NCJ Number
Date Published
Megan Denver, Garima Siwach, Shawn D. Bushway
This study estimated the causal impact on subsequent arrests of receiving a clearance to work for individuals with criminal records who have been provisionally hired to work in certain nonlicensed health-care jobs in New York State (N = 6,648).
Criminal background checks are increasingly being incorporated into hiring decisions by employers. Although originally uncompromising—almost anyone with a criminal record could be denied employment—court rulings and policy changes have forced criminal background checks to become more nuanced. One motivation for allowing more individuals with criminal records to work is to decrease recidivism and encourage desistance. The current study used an instrumental variable approach based on a substantive understanding of the state-mandated criminal background-check process. The study examined age-graded effects within this group of motivated individuals and differential effects by sex in the rapidly growing health-care industry, which is typically dominated by women. The estimated local average treatment effect indicates a 2.2-percentage-point decrease in the likelihood of a subsequent arrest in 1 year and a 4.2-percentage-point decrease over 3 years. There were meaningful variations by sex; men were 8.4 percentage points less likely to be arrested over the 3-year period when cleared compared with a 2.4-percentage-point (and nonsignificant) effect for women.
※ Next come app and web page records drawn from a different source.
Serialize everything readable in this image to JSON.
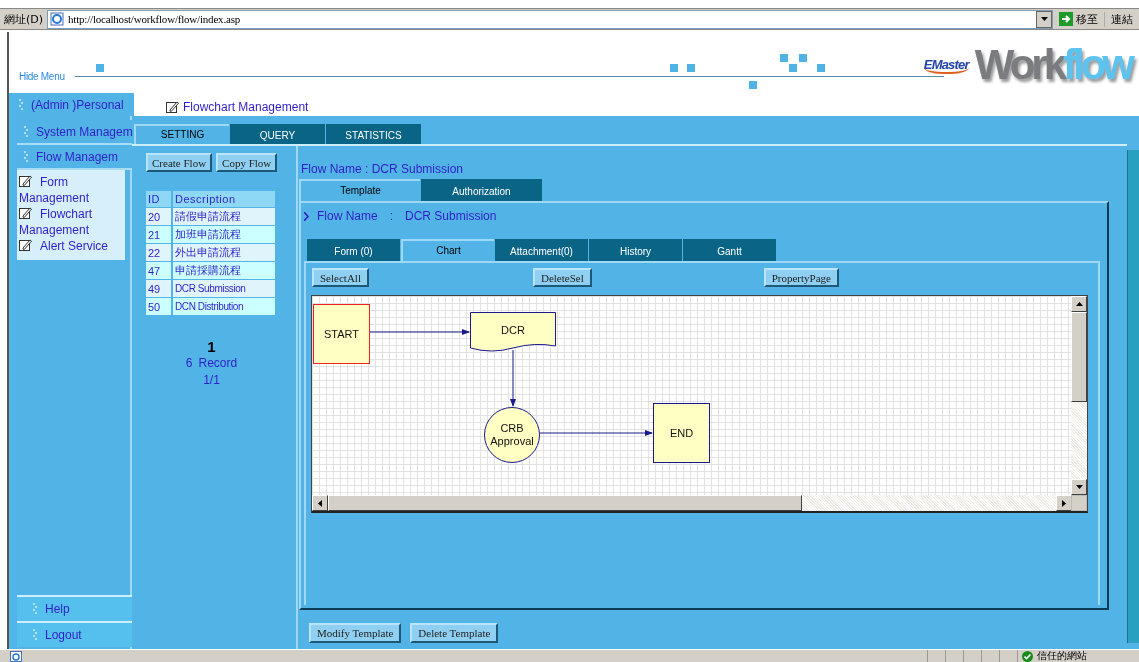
{
  "address_bar": {
    "label": "網址(D)",
    "url": "http://localhost/workflow/flow/index.asp",
    "go": "移至",
    "links": "連結"
  },
  "header": {
    "hide_menu": "Hide Menu",
    "logo": {
      "brand": "EMaster",
      "product": "Work",
      "product_accent": "flow"
    }
  },
  "menu": [
    {
      "label": "(Admin )Personal"
    },
    {
      "label": "System Managem"
    },
    {
      "label": "Flow Managem",
      "children": [
        {
          "label": "Form Management"
        },
        {
          "label": "Flowchart Management"
        },
        {
          "label": "Alert Service"
        }
      ]
    }
  ],
  "menu_bottom": [
    {
      "label": "Help"
    },
    {
      "label": "Logout"
    }
  ],
  "page_title": "Flowchart Management",
  "main_tabs": [
    {
      "label": "SETTING",
      "selected": true
    },
    {
      "label": "QUERY",
      "selected": false
    },
    {
      "label": "STATISTICS",
      "selected": false
    }
  ],
  "flow_buttons": [
    "Create Flow",
    "Copy Flow"
  ],
  "flow_table": {
    "columns": [
      "ID",
      "Description"
    ],
    "rows": [
      [
        "20",
        "請假申請流程"
      ],
      [
        "21",
        "加班申請流程"
      ],
      [
        "22",
        "外出申請流程"
      ],
      [
        "47",
        "申請採購流程"
      ],
      [
        "49",
        "DCR Submission"
      ],
      [
        "50",
        "DCN Distribution"
      ]
    ]
  },
  "pager": {
    "page": "1",
    "count": "6",
    "unit": "Record",
    "pages": "1/1"
  },
  "flow_name": "Flow Name : DCR Submission",
  "sub_tabs": [
    {
      "label": "Template",
      "selected": true
    },
    {
      "label": "Authorization",
      "selected": false
    }
  ],
  "flow_name_line": {
    "label": "Flow Name",
    "separator": ":",
    "value": "DCR Submission"
  },
  "detail_tabs": [
    {
      "label": "Form (0)",
      "selected": false
    },
    {
      "label": "Chart",
      "selected": true
    },
    {
      "label": "Attachment(0)",
      "selected": false
    },
    {
      "label": "History",
      "selected": false
    },
    {
      "label": "Gantt",
      "selected": false
    }
  ],
  "chart_toolbar": [
    "SelectAll",
    "DeleteSel",
    "PropertyPage"
  ],
  "flowchart": {
    "nodes": [
      {
        "kind": "start",
        "label": "START"
      },
      {
        "kind": "document",
        "label": "DCR"
      },
      {
        "kind": "approval",
        "label": "CRB Approval"
      },
      {
        "kind": "end",
        "label": "END"
      }
    ]
  },
  "template_buttons": [
    "Modify Template",
    "Delete Template"
  ],
  "status_bar": {
    "zone": "信任的網站"
  }
}
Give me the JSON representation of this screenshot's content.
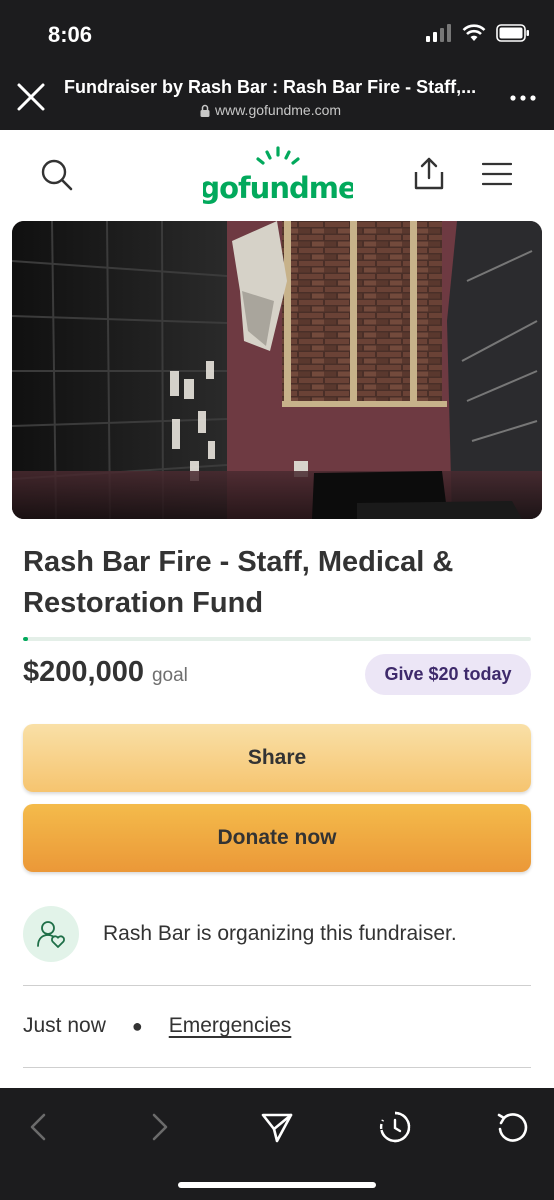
{
  "status_bar": {
    "time": "8:06"
  },
  "browser": {
    "page_title": "Fundraiser by Rash Bar : Rash Bar Fire - Staff,...",
    "url": "www.gofundme.com"
  },
  "header": {
    "logo_text": "gofundme",
    "brand_color": "#02a95c"
  },
  "campaign": {
    "title": "Rash Bar Fire - Staff, Medical & Restoration Fund",
    "goal_amount": "$200,000",
    "goal_label": "goal",
    "progress_fraction": 0.01,
    "give_label": "Give $20 today",
    "share_label": "Share",
    "donate_label": "Donate now",
    "organizer_text": "Rash Bar is organizing this fundraiser.",
    "posted": "Just now",
    "category": "Emergencies"
  },
  "icons": {
    "search": "search-icon",
    "share": "share-icon",
    "menu": "menu-icon",
    "organizer": "user-heart-icon",
    "back": "chevron-left-icon",
    "forward": "chevron-right-icon",
    "send": "send-icon",
    "history": "clock-icon",
    "reload": "reload-icon"
  }
}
Older women in particular drove the nonsignificant results for women. (Publisher abstract modified)
Date Created: February 17, 2019